“It’s an incredible honor and my wildest dream to have both the Academy of American Poets and Rae Armantrout choose my manuscript for publication,” said Hannah Sanghee Park. “I couldn’t ask for anything better and I’m deeply grateful.
“Despite being in a program that specializes in film and television writing,” she added, “the people here are very supportive of my poetry and how it translates to my screenwriting.”
As the winner of the Whitman Award, Park’s manuscript, The Same-Different, will be published by Louisiana State University Press in 2015, and the Academy of American Poets will purchase and distribute thousands of copies to its members. Park will also receive $5,000, a one-month residency at the Vermont Studio Center and promotion on Poets.org.
“The poems in The Same-Different, beginning with a set of gnomic sonnets, tell it slant, then slanter,” said Armantrout, one of the founding members of the West Coast group of Language poets. “They are so full of chiasmus, pun and near-rhyme that their figures twist back on themselves like strands of DNA or a staircase by Escher. They are mirror-bright. This book is a literally dazzling debut.”

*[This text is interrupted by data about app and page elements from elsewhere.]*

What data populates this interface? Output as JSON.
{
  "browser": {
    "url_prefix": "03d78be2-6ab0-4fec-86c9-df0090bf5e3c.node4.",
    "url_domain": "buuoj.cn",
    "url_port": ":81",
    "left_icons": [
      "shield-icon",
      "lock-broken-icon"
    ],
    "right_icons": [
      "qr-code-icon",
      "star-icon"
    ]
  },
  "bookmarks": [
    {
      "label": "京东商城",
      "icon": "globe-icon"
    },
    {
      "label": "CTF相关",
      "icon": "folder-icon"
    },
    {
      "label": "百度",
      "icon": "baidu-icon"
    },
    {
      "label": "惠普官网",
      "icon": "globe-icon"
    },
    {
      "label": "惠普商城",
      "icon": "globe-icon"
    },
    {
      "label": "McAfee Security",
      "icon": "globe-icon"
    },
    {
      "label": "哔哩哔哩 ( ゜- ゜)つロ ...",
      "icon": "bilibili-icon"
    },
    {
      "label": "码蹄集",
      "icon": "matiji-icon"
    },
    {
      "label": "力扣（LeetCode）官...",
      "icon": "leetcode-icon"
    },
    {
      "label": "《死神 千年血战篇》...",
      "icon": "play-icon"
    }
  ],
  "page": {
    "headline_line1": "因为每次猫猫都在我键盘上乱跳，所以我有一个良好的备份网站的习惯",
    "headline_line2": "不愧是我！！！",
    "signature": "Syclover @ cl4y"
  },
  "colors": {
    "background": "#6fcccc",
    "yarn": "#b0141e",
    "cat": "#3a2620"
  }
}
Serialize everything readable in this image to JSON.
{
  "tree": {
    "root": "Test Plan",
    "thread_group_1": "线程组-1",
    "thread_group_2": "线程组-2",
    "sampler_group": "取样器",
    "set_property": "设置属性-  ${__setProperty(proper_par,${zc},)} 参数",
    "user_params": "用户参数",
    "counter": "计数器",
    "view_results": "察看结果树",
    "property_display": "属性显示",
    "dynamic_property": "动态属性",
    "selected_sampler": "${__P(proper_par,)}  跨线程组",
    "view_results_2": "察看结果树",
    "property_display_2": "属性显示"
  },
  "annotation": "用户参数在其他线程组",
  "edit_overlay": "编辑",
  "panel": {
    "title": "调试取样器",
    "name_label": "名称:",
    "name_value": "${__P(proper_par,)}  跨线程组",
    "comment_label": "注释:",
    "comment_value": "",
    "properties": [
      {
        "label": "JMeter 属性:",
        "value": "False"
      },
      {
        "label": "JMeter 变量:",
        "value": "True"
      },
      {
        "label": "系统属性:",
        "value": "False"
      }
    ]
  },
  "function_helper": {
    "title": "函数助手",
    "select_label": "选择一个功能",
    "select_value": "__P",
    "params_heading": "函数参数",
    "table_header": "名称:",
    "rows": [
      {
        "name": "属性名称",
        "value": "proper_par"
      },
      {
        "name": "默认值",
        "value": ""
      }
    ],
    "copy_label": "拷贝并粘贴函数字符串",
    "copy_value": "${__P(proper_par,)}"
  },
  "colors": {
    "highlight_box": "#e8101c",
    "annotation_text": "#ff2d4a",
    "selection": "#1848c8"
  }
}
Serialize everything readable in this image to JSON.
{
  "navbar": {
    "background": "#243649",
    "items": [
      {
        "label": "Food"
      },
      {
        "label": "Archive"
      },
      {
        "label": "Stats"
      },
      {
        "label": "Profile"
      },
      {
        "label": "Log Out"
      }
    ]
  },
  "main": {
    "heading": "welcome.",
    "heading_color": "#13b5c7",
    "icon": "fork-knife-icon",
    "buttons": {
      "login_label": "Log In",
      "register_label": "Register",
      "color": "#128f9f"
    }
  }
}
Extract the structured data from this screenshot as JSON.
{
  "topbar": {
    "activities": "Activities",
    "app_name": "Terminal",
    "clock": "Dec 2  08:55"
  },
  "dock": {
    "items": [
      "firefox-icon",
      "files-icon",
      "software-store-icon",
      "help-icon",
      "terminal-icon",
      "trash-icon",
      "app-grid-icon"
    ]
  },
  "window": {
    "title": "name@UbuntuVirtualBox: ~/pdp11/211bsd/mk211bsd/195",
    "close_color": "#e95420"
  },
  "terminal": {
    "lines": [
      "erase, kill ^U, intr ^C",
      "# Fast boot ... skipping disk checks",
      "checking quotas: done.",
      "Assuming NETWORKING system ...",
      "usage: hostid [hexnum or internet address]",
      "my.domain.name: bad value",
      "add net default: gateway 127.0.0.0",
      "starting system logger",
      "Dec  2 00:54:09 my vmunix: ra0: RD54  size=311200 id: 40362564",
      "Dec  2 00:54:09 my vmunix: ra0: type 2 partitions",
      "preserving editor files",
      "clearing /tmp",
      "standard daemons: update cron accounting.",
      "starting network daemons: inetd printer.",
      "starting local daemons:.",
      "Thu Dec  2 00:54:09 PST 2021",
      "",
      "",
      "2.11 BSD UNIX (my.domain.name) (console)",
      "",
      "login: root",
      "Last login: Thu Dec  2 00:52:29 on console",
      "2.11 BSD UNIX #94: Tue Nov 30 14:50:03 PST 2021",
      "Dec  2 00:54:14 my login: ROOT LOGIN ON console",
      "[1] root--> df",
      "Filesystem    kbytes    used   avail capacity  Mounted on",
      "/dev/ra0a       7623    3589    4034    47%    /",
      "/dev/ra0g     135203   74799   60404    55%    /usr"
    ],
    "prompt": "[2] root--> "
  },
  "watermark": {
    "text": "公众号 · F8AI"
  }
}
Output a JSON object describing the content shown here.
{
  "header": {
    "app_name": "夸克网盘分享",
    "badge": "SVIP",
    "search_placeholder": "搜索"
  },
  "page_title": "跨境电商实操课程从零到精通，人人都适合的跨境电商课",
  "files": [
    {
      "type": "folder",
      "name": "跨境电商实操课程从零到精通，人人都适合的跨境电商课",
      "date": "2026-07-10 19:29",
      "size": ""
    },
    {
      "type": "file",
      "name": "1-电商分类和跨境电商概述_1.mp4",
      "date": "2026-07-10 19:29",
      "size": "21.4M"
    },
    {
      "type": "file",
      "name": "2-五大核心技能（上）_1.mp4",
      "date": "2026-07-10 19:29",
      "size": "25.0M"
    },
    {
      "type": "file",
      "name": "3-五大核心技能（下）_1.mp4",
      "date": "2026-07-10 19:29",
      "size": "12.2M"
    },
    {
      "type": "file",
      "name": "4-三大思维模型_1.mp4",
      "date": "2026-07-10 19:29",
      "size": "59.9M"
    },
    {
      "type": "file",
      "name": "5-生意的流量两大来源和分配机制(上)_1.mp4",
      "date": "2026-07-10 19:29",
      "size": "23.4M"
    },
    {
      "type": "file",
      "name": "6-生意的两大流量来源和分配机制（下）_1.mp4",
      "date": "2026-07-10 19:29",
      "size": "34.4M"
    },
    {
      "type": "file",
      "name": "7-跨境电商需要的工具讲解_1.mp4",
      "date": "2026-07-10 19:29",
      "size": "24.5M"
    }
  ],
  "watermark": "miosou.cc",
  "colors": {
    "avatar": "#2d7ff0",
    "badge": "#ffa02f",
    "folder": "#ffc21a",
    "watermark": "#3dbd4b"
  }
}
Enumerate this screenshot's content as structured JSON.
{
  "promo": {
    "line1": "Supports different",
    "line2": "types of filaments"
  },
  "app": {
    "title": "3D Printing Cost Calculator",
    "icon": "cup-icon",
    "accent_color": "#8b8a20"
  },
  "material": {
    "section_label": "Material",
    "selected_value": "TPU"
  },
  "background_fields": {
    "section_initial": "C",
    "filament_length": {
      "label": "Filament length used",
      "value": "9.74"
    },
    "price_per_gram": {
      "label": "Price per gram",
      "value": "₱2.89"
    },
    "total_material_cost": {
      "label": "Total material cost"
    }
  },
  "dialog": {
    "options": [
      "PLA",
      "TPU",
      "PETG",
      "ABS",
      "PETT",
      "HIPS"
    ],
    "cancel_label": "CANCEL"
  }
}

This is not Hannah’s first accolade. She previously earned the Ruth Lilly Poetry Fellowship in 2013, as well as fellowships and grants from the Fulbright program, the Iowa Arts Council/National Endowment for the Arts, the MacDowell Colony and others. She had previously published a chapbook, Ode Days Ode (The Catenary Press, 2011) and holds an MFA from the Iowa Writers Workshop.
Still, she looks for new challenges in her work at USC, noting that “my peers continually amaze me by raising the bar. To see what they do in different modes spurs me to try and be a better writer in any genre.”
Established in 1975, the Academy of American Poets’ Walt Whitman Award is designed to encourage the work of emerging poets. Previous recipients include artists such as Nicole Cooley, Suji Kwock Kim, Eric Pankey, Matt Rasmussen and Alberto Ríos.